Tax and revenue increases are piling up on Californians–passed by voters, approved by legislators, and now the courts are getting into the act.

On the same day that the legislature passed the $52 billion gas tax, California’s Third District Court of Appeal on a 2 to 1 vote upheld a lower court ruling that businesses paying for auction allowances in the cap-and-trade program were not being subjected to an illegal tax. The California Chamber of Commerce and others filed the lawsuit claiming the cap and trade allowance cost amounted to a tax, which required a two-thirds vote, something the law that created cap-and-trade did not achieve.

The court reasoned that businesses voluntarily took part in the program and were not compelled by government to do so. However, the decision goes deeper than the cap-and-trade program and potentially opens the door to getting around the tax vote requirements demanded by Proposition 13.

According to Rob Laplsey, president of the California Business Roundtable, if the court’s reasoning holds, “This ruling gives more than 150 state agencies unchecked authority to establish or increase fees simply by justifying them as a voluntary component of a regulatory or legislative program, even if payment of the fees isn’t voluntary at all.”

While the Appellate Court disagreed with plaintiffs’ assertion that similar schemes, such as creating a cap-and-trade program for vehicle mileage, would definitely be considered a tax, the court majority moved pass such concerns by declaring, “We can confront such hypothetical situations if and when they arise.”

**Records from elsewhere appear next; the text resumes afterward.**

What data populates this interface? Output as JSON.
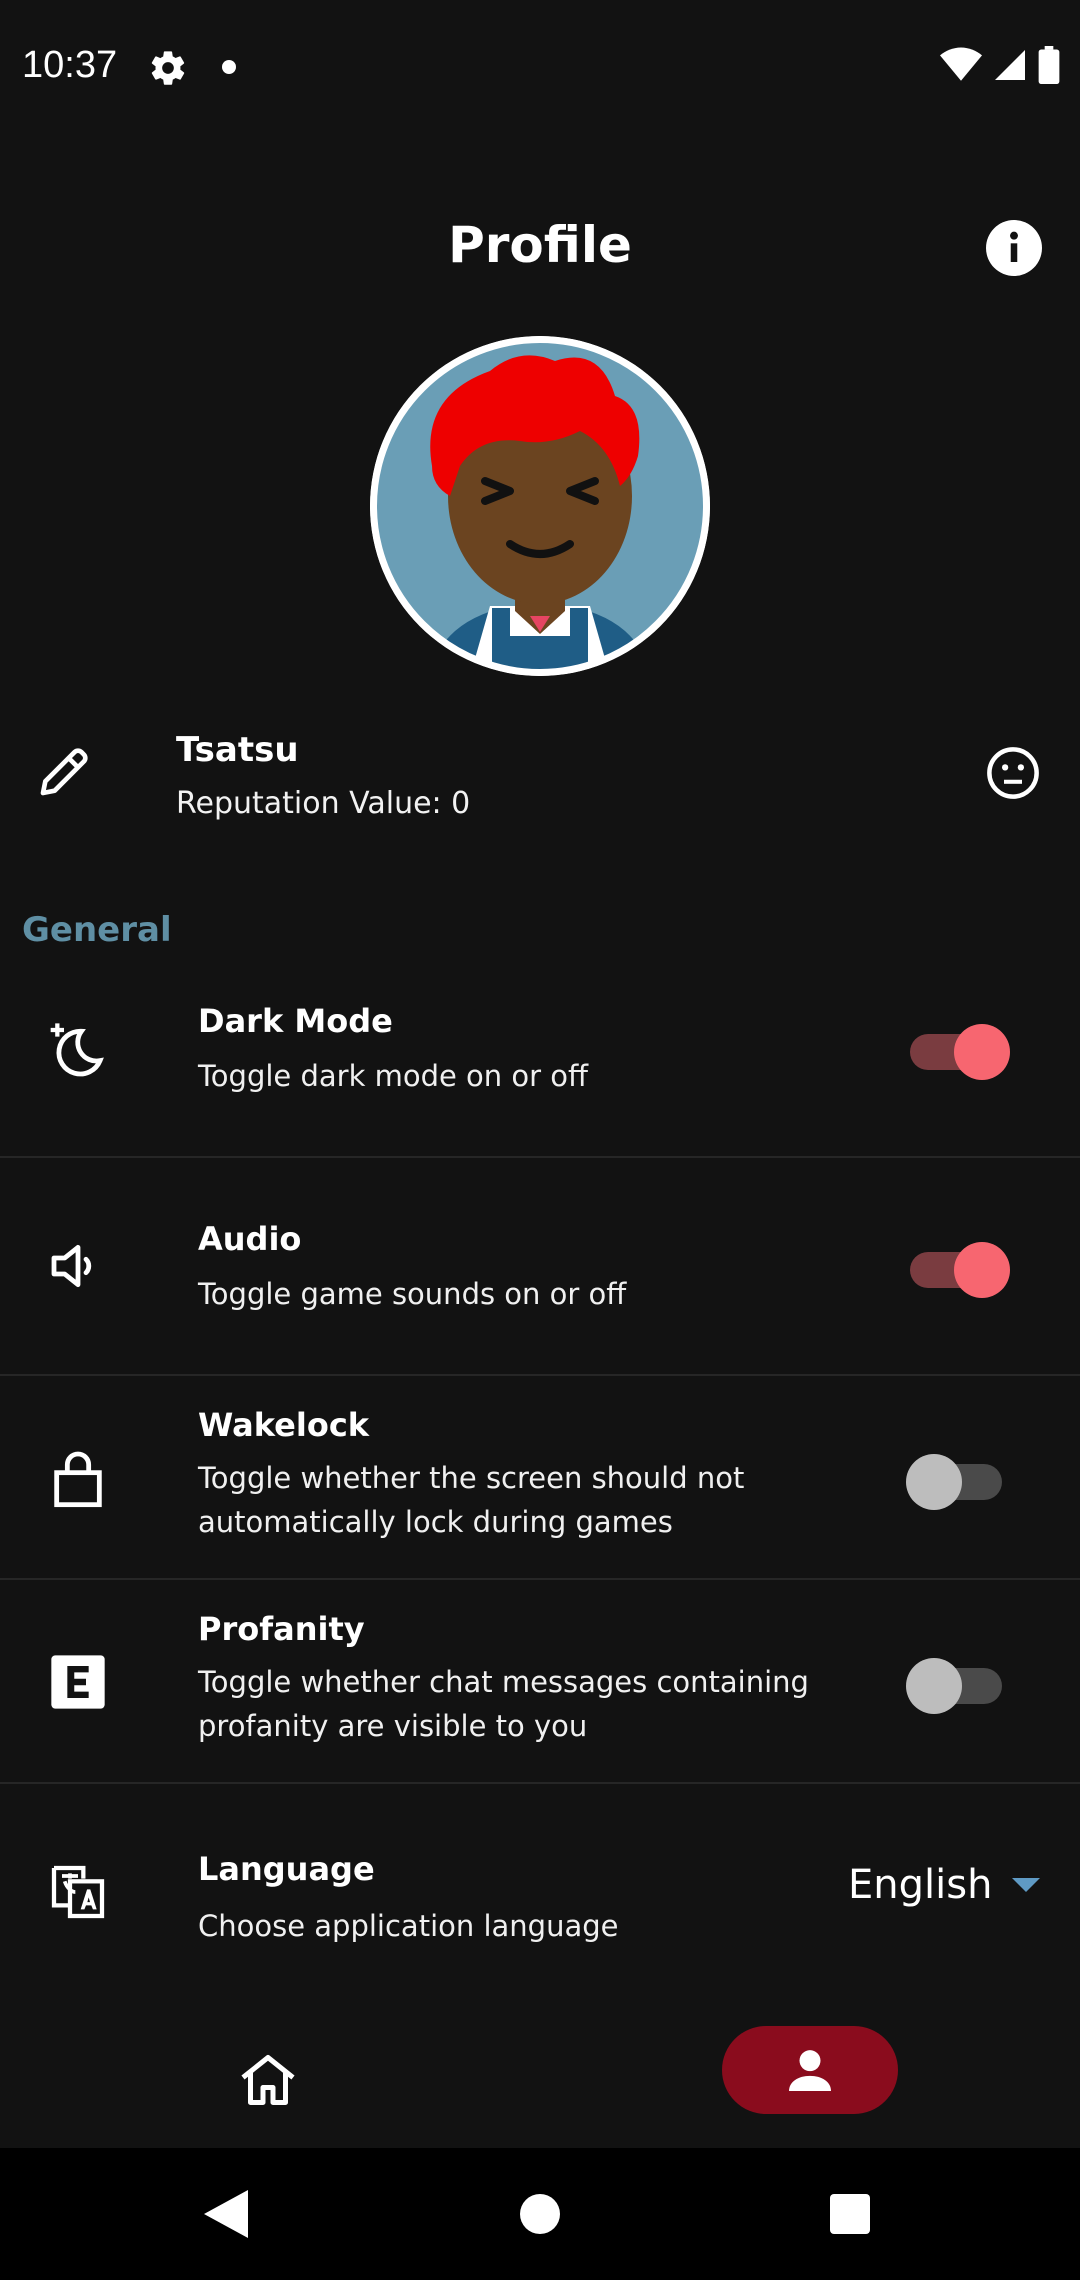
{
  "status_bar": {
    "time": "10:37",
    "icons": [
      "settings-icon",
      "notification-dot",
      "wifi-icon",
      "signal-icon",
      "battery-icon"
    ]
  },
  "header": {
    "title": "Profile",
    "info_icon": "info-icon"
  },
  "user": {
    "name": "Tsatsu",
    "reputation": "Reputation Value: 0",
    "edit_icon": "pencil-icon",
    "reputation_icon": "neutral-face-icon"
  },
  "section": {
    "label": "General"
  },
  "settings": [
    {
      "icon": "dark-mode-icon",
      "title": "Dark Mode",
      "desc": "Toggle dark mode on or off",
      "enabled": true
    },
    {
      "icon": "speaker-icon",
      "title": "Audio",
      "desc": "Toggle game sounds on or off",
      "enabled": true
    },
    {
      "icon": "lock-icon",
      "title": "Wakelock",
      "desc": "Toggle whether the screen should not automatically lock during games",
      "enabled": false
    },
    {
      "icon": "explicit-icon",
      "title": "Profanity",
      "desc": "Toggle whether chat messages containing profanity are visible to you",
      "enabled": false
    },
    {
      "icon": "translate-icon",
      "title": "Language",
      "desc": "Choose application language",
      "selected_value": "English"
    }
  ],
  "bottom_nav": {
    "items": [
      {
        "icon": "home-icon",
        "active": false
      },
      {
        "icon": "person-icon",
        "active": true
      }
    ]
  },
  "colors": {
    "background": "#121212",
    "accent_section": "#5f8fa4",
    "toggle_on_thumb": "#f76670",
    "toggle_on_track": "#7a3c40",
    "nav_active": "#8a0c1d",
    "caret": "#5f9ac4"
  }
}
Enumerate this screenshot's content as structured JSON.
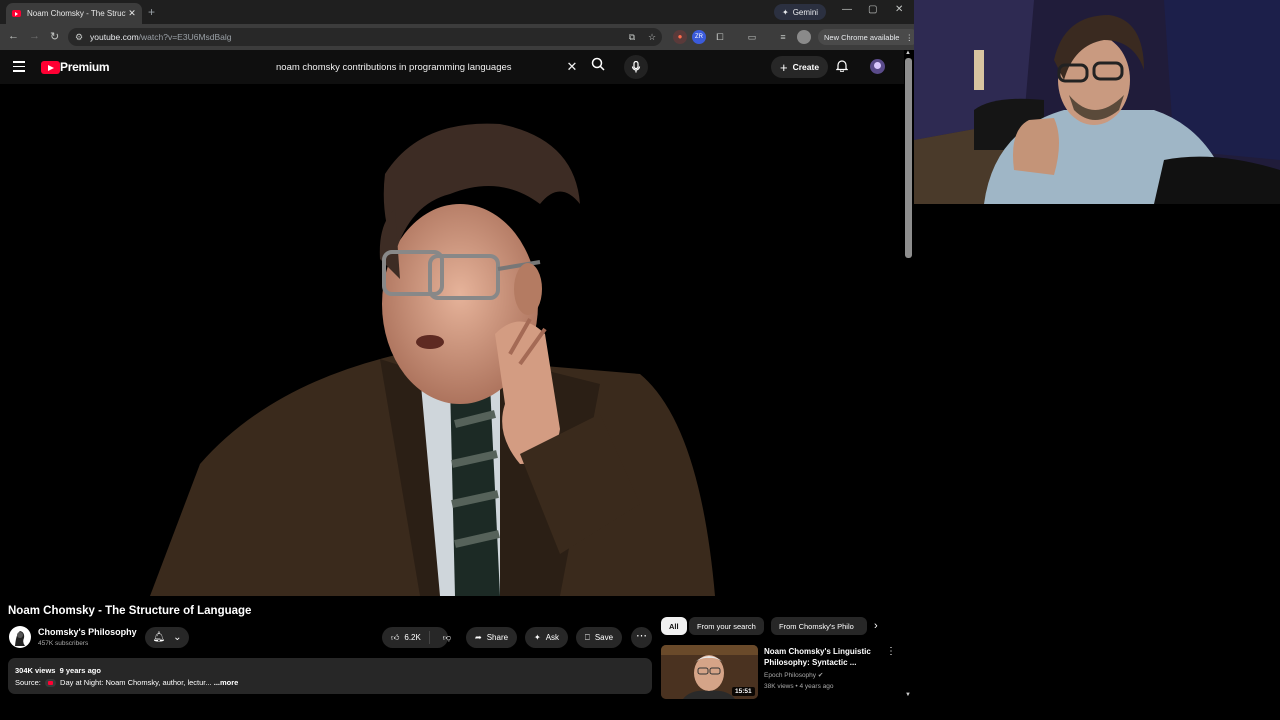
{
  "browser": {
    "tab_title": "Noam Chomsky - The Structure",
    "tab_close": "✕",
    "new_tab": "+",
    "gemini_label": "Gemini",
    "url_host": "youtube.com",
    "url_path": "/watch?v=E3U6MsdBalg",
    "new_chrome_label": "New Chrome available",
    "ext2_label": "ZR"
  },
  "youtube": {
    "brand": "Premium",
    "search_query": "noam chomsky contributions in programming languages",
    "create_label": "Create"
  },
  "video": {
    "title": "Noam Chomsky - The Structure of Language",
    "channel_name": "Chomsky's Philosophy",
    "subscribers": "457K subscribers",
    "likes": "6.2K",
    "share_label": "Share",
    "ask_label": "Ask",
    "save_label": "Save",
    "views": "304K views",
    "age": "9 years ago",
    "source_label": "Source:",
    "source_text": "Day at Night: Noam Chomsky, author, lectur...",
    "more_label": "...more"
  },
  "chips": [
    "All",
    "From your search",
    "From Chomsky's Philo"
  ],
  "recommended": [
    {
      "title": "Noam Chomsky's Linguistic Philosophy: Syntactic ...",
      "channel": "Epoch Philosophy",
      "meta": "38K views • 4 years ago",
      "duration": "15:51"
    }
  ],
  "colors": {
    "youtube_red": "#ff0033",
    "page_bg": "#0f0f0f",
    "chip_bg": "#272727"
  }
}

When does an act become voluntary so that a government mandated charge is no longer considered a tax?

Pacific Legal Foundation attorneys representing another business plaintiff in the case, Morning Star Packing Company, argued in a statement, “Under the majority’s reasoning, California’s gasoline taxes are not really taxes, because the state does not compel you to buy gasoline.”

Writing in dissent of the majority opinion, Judge Harry Hull, stated that if a business must increase costs to continue to do business in California then the charge is compulsory and not voluntary unless one opts to voluntarily close their business. The judge noted that the majority’s conclusion was no different than saying an increase in income tax is not compulsory because an individual can choose to leave the state.

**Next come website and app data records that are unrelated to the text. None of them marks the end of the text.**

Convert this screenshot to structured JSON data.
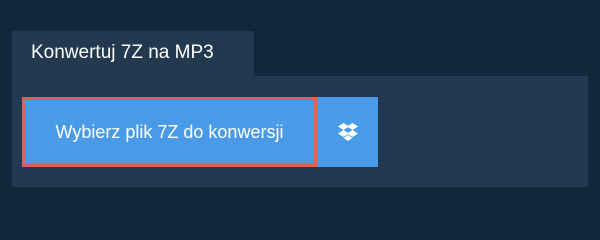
{
  "tab": {
    "label": "Konwertuj 7Z na MP3"
  },
  "upload": {
    "choose_label": "Wybierz plik 7Z do konwersji",
    "dropbox_icon": "dropbox-icon"
  },
  "colors": {
    "page_background": "#13273c",
    "panel_background": "#233950",
    "button_blue": "#4a9be7",
    "highlight_border": "#e0605e",
    "text": "#ffffff"
  }
}
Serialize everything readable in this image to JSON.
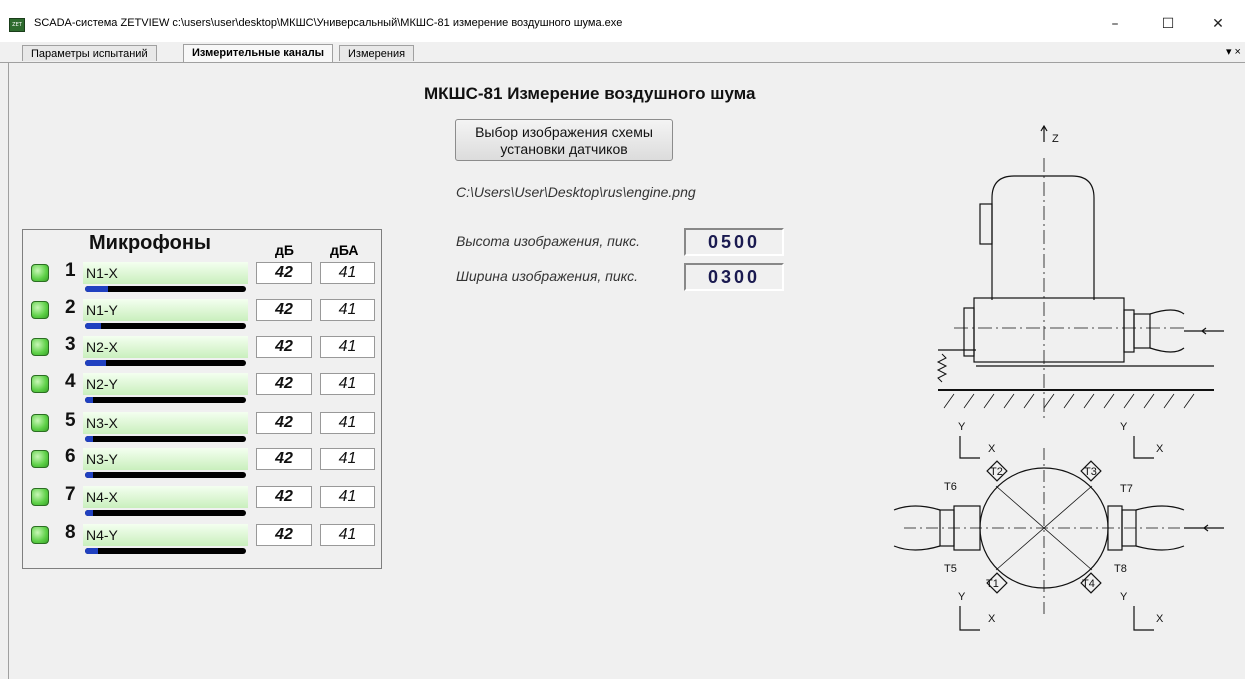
{
  "window": {
    "title": "SCADA-система ZETVIEW c:\\users\\user\\desktop\\МКШС\\Универсальный\\МКШС-81 измерение воздушного шума.exe",
    "app_icon": "zetview-icon",
    "minimize": "–",
    "maximize": "☐",
    "close": "✕"
  },
  "tabs": [
    {
      "label": "Параметры испытаний",
      "active": false
    },
    {
      "label": "Измерительные каналы",
      "active": true
    },
    {
      "label": "Измерения",
      "active": false
    }
  ],
  "tab_menu": "▾ ×",
  "main": {
    "title": "МКШС-81 Измерение воздушного шума",
    "choose_button_line1": "Выбор изображения схемы",
    "choose_button_line2": "установки датчиков",
    "image_path": "C:\\Users\\User\\Desktop\\rus\\engine.png",
    "height_label": "Высота изображения, пикс.",
    "height_value": "0500",
    "width_label": "Ширина изображения, пикс.",
    "width_value": "0300"
  },
  "mic_panel": {
    "header": "Микрофоны",
    "col_db": "дБ",
    "col_dba": "дБА",
    "led_color": "#5ccf46",
    "channels": [
      {
        "num": "1",
        "name": "N1-X",
        "db": "42",
        "dba": "41",
        "level": 0.14
      },
      {
        "num": "2",
        "name": "N1-Y",
        "db": "42",
        "dba": "41",
        "level": 0.1
      },
      {
        "num": "3",
        "name": "N2-X",
        "db": "42",
        "dba": "41",
        "level": 0.13
      },
      {
        "num": "4",
        "name": "N2-Y",
        "db": "42",
        "dba": "41",
        "level": 0.05
      },
      {
        "num": "5",
        "name": "N3-X",
        "db": "42",
        "dba": "41",
        "level": 0.05
      },
      {
        "num": "6",
        "name": "N3-Y",
        "db": "42",
        "dba": "41",
        "level": 0.05
      },
      {
        "num": "7",
        "name": "N4-X",
        "db": "42",
        "dba": "41",
        "level": 0.05
      },
      {
        "num": "8",
        "name": "N4-Y",
        "db": "42",
        "dba": "41",
        "level": 0.08
      }
    ]
  },
  "schematic": {
    "z_label": "Z",
    "axis_x": "X",
    "axis_y": "Y",
    "sensors": [
      "T1",
      "T2",
      "T3",
      "T4",
      "T5",
      "T6",
      "T7",
      "T8"
    ]
  }
}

If the Lapsley and Hull assessments of the court decision are proved correct, then there might be no agonizing watch to see if a revenue-raising bill receives a two-thirds vote to pass a tax. Agencies could declare charges voluntary and attach fees on to any number of actions.

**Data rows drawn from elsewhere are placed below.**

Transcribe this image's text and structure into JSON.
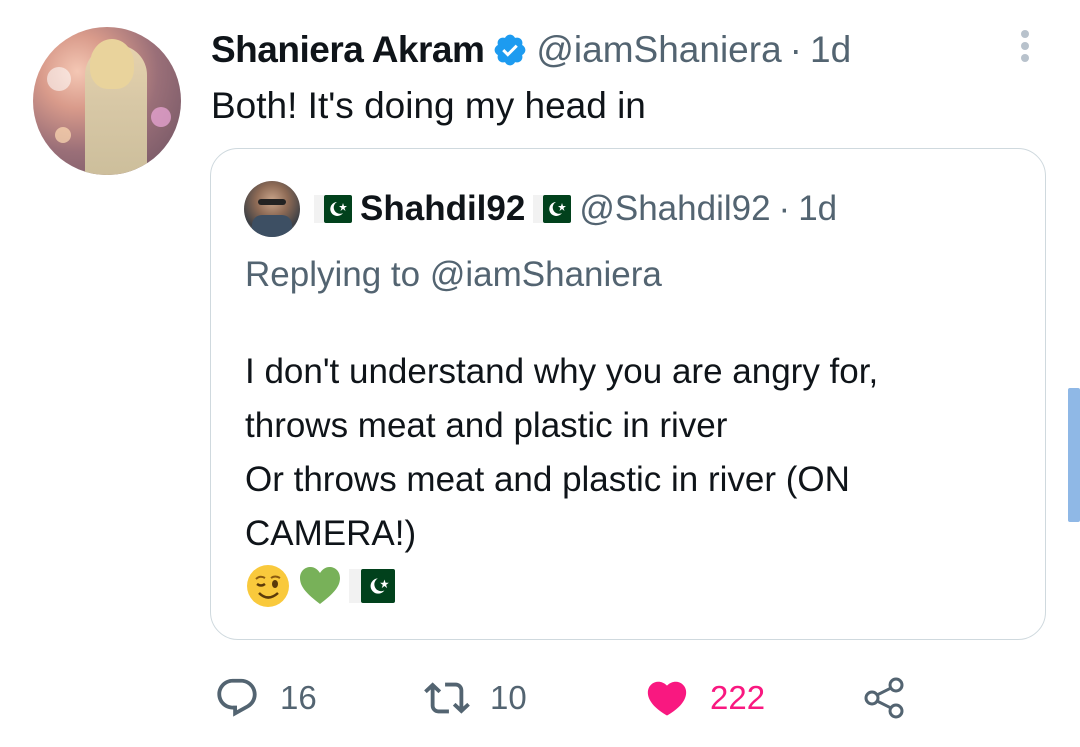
{
  "tweet": {
    "author_name": "Shaniera Akram",
    "author_handle": "@iamShaniera",
    "separator": "·",
    "time": "1d",
    "text": "Both! It's doing my head in"
  },
  "quoted": {
    "author_name": "Shahdil92",
    "author_handle": "@Shahdil92",
    "separator": "·",
    "time": "1d",
    "replying_to": "Replying to @iamShaniera",
    "lines": [
      "I don't understand why you are angry for,",
      "throws meat and plastic in river",
      "Or throws meat and plastic in river (ON",
      "CAMERA!)"
    ],
    "emojis": [
      "winking-face",
      "green-heart",
      "pakistan-flag"
    ]
  },
  "actions": {
    "replies": "16",
    "retweets": "10",
    "likes": "222"
  },
  "colors": {
    "text": "#0f1419",
    "muted": "#536471",
    "verified": "#1d9bf0",
    "like": "#f91880",
    "border": "#cfd9de"
  }
}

The plaintiffs in the case are considering whether to appeal to the California Supreme Court.